■ **Data about app and page elements**
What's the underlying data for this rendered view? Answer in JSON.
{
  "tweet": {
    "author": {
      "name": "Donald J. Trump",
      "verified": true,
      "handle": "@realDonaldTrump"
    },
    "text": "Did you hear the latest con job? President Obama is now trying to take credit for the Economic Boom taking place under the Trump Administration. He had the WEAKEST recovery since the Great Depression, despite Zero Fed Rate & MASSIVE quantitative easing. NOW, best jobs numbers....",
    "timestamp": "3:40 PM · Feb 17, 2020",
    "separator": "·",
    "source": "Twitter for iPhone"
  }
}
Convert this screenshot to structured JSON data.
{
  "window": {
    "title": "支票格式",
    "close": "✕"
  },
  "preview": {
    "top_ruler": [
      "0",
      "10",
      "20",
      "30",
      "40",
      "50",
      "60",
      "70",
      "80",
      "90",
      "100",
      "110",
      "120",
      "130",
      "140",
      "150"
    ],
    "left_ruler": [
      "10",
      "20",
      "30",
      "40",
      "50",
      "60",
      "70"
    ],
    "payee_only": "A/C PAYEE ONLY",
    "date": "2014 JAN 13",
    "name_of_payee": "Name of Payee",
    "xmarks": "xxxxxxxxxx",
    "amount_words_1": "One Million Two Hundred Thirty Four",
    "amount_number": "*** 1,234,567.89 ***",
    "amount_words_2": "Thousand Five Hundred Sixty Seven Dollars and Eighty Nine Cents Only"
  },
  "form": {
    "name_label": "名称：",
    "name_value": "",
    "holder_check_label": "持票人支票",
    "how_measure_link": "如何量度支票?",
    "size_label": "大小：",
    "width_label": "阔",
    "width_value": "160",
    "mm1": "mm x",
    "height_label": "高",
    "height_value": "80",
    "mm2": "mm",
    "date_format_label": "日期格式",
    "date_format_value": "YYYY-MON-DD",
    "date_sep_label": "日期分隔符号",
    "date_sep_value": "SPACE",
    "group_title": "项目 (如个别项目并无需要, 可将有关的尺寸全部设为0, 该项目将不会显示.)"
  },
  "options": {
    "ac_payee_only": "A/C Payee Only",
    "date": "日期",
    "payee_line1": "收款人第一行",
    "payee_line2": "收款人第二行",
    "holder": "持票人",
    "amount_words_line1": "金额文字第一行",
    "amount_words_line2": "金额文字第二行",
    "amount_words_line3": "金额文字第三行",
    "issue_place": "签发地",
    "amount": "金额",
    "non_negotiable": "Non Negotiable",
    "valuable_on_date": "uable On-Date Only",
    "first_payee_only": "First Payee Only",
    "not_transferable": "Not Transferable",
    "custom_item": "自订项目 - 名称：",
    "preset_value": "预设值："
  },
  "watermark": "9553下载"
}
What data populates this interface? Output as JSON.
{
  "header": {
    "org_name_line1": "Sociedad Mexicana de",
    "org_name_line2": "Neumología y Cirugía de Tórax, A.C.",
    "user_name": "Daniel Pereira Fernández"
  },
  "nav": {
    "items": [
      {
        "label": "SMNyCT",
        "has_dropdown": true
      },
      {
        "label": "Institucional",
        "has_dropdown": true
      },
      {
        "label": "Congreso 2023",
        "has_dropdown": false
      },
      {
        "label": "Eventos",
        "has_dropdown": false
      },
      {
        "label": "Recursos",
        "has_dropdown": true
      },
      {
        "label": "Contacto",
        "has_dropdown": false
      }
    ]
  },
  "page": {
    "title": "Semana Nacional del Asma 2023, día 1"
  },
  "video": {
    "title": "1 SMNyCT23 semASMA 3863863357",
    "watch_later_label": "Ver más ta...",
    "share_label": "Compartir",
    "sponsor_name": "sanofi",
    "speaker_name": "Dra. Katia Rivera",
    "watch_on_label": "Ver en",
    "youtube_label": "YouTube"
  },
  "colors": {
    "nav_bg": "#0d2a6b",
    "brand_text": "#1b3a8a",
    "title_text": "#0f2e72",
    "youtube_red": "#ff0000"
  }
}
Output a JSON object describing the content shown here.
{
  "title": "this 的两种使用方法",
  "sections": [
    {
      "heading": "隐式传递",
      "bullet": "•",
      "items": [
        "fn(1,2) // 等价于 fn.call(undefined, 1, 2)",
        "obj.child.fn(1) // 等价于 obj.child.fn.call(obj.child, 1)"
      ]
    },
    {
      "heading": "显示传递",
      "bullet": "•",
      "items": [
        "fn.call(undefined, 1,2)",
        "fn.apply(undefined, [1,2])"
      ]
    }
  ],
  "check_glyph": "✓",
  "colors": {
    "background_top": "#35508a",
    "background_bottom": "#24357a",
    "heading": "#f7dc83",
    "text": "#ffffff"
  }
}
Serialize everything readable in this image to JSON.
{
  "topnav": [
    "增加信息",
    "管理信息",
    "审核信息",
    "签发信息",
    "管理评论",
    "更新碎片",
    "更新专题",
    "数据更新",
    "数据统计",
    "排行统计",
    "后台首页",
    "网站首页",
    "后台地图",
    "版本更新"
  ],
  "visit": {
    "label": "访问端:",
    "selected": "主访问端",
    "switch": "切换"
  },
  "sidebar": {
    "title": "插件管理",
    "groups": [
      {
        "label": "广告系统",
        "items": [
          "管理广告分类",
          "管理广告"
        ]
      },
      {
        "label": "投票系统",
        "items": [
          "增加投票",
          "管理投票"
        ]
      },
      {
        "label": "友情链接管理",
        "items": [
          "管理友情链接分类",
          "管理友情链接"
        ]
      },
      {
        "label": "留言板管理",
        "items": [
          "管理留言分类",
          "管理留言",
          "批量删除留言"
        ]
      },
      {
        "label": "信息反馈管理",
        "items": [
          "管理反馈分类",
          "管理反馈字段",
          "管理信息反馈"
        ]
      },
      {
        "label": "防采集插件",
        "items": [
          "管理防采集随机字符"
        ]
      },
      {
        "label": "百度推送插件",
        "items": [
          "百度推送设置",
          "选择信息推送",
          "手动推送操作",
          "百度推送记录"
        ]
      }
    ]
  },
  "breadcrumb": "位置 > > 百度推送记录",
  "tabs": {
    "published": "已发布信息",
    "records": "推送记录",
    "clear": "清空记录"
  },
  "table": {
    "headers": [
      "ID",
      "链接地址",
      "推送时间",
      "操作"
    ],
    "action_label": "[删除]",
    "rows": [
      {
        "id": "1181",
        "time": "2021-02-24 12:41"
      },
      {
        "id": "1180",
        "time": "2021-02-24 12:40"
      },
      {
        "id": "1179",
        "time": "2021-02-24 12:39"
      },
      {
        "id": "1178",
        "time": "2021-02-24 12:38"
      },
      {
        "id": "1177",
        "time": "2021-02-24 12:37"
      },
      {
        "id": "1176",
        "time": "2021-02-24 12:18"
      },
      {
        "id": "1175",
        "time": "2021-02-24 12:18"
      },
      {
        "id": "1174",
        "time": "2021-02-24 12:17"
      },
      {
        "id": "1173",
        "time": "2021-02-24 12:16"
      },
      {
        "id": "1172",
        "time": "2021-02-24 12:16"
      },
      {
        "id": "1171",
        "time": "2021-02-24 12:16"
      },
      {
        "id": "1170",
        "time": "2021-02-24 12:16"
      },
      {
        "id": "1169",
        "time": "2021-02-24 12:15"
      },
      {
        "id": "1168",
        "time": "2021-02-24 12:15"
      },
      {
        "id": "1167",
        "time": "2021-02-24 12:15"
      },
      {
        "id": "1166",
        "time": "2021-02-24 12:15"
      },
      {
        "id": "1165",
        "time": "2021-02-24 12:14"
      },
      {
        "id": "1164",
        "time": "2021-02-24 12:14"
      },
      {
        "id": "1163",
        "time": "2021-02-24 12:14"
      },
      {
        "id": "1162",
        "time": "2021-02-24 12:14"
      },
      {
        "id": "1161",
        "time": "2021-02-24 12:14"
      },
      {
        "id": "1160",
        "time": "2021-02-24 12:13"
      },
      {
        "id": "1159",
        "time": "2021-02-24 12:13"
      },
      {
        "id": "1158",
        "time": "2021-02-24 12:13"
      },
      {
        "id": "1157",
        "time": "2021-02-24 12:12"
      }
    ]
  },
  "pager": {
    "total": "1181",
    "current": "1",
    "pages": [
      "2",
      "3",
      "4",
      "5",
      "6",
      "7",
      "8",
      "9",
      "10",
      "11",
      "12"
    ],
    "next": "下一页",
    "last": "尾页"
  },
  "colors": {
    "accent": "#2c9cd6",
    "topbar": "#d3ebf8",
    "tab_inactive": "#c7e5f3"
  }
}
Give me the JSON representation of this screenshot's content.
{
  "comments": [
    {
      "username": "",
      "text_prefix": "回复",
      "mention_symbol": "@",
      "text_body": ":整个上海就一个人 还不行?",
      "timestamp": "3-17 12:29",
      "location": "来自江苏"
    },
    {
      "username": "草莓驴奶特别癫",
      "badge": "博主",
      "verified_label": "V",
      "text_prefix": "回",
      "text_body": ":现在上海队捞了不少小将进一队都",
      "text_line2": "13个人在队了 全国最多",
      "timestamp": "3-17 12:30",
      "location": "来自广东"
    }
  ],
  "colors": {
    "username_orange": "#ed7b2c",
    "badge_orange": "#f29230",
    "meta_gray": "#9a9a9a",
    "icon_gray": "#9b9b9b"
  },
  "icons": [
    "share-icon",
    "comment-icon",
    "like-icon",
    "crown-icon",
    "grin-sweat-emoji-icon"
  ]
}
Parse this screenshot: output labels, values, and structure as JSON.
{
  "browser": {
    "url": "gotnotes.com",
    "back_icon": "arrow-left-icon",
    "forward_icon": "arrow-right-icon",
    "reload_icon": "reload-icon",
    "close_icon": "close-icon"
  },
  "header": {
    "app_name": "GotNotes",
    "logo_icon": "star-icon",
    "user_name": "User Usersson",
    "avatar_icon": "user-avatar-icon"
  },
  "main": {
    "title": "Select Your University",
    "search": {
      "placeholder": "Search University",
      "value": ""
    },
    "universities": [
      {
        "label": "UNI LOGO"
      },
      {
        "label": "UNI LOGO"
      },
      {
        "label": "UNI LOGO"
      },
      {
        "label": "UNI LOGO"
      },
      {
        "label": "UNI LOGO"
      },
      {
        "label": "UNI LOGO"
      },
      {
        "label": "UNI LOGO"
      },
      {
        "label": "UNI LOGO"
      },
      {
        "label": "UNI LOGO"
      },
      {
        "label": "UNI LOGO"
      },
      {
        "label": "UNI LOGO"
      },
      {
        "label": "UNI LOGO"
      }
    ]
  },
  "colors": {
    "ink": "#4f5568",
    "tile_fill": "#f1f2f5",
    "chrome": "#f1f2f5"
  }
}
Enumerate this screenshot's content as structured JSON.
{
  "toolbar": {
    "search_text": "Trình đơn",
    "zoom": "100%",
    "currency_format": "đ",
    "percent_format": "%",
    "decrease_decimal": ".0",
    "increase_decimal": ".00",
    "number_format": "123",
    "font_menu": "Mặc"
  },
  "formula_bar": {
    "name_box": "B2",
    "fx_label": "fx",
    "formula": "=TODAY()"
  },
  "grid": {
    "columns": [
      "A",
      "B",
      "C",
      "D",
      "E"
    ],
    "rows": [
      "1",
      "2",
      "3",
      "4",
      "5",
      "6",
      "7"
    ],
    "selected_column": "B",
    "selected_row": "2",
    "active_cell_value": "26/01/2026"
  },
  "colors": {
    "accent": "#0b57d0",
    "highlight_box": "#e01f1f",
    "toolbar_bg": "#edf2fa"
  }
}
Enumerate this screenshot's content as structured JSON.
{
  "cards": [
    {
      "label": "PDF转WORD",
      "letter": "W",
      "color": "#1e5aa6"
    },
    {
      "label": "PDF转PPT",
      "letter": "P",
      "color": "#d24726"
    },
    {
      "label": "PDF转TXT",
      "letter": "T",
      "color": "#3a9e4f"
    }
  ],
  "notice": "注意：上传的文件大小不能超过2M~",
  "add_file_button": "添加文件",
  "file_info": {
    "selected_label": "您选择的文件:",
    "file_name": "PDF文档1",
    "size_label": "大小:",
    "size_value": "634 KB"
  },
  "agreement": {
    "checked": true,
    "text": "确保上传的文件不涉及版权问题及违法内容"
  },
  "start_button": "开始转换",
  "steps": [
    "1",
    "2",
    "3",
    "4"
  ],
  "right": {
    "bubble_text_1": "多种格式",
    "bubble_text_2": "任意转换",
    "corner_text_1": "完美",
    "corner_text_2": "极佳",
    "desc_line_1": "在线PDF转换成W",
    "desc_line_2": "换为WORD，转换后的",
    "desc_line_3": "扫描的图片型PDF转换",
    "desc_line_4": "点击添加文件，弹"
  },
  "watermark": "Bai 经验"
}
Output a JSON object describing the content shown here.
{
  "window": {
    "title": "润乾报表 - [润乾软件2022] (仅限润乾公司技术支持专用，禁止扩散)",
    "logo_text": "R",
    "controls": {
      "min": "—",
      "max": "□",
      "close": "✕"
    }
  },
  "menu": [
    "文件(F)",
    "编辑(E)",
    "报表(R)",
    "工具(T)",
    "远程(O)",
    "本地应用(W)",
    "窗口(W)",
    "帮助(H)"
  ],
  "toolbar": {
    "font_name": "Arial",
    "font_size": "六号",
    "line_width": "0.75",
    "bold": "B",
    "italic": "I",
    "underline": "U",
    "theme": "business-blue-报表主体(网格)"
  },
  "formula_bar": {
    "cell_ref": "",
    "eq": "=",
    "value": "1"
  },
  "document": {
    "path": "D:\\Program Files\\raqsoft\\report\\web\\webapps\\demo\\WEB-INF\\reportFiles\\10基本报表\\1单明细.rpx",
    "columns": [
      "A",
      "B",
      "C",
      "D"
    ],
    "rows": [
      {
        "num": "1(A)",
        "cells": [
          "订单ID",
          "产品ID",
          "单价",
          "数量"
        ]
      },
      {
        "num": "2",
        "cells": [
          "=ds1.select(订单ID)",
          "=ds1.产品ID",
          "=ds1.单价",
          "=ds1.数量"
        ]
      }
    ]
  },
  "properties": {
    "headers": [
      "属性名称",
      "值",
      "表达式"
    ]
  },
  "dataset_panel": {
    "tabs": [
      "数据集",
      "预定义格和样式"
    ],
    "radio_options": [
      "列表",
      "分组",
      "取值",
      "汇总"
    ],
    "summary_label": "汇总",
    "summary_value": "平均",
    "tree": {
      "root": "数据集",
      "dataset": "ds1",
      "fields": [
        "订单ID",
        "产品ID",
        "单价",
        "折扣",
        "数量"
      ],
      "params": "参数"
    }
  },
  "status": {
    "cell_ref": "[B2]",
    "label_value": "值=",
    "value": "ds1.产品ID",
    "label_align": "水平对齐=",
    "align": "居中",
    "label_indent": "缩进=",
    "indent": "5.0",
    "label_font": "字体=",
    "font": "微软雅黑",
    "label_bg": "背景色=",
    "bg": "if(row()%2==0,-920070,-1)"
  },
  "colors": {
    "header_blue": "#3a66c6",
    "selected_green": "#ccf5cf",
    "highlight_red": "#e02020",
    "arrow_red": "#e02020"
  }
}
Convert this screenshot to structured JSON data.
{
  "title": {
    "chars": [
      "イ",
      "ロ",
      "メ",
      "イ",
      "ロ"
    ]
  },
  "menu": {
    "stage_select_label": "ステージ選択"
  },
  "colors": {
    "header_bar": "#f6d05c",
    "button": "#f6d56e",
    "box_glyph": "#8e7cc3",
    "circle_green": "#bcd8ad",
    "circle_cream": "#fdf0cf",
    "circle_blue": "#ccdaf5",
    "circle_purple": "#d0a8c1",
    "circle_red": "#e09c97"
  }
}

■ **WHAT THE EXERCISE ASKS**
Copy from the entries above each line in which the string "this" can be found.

■ **OUTPUT OF THE TASK**
What's the underlying data for this rendered view? Answer in JSON.
Convert this screenshot to structured JSON data.
What data populates this interface? Output as JSON.
  "title": "this 的两种使用方法",
Serialize everything readable in this image to JSON.
Give me the JSON representation of this screenshot's content.
Parse this screenshot: output labels, values, and structure as JSON.
Enumerate this screenshot's content as structured JSON.
Enumerate this screenshot's content as structured JSON.
Convert this screenshot to structured JSON data.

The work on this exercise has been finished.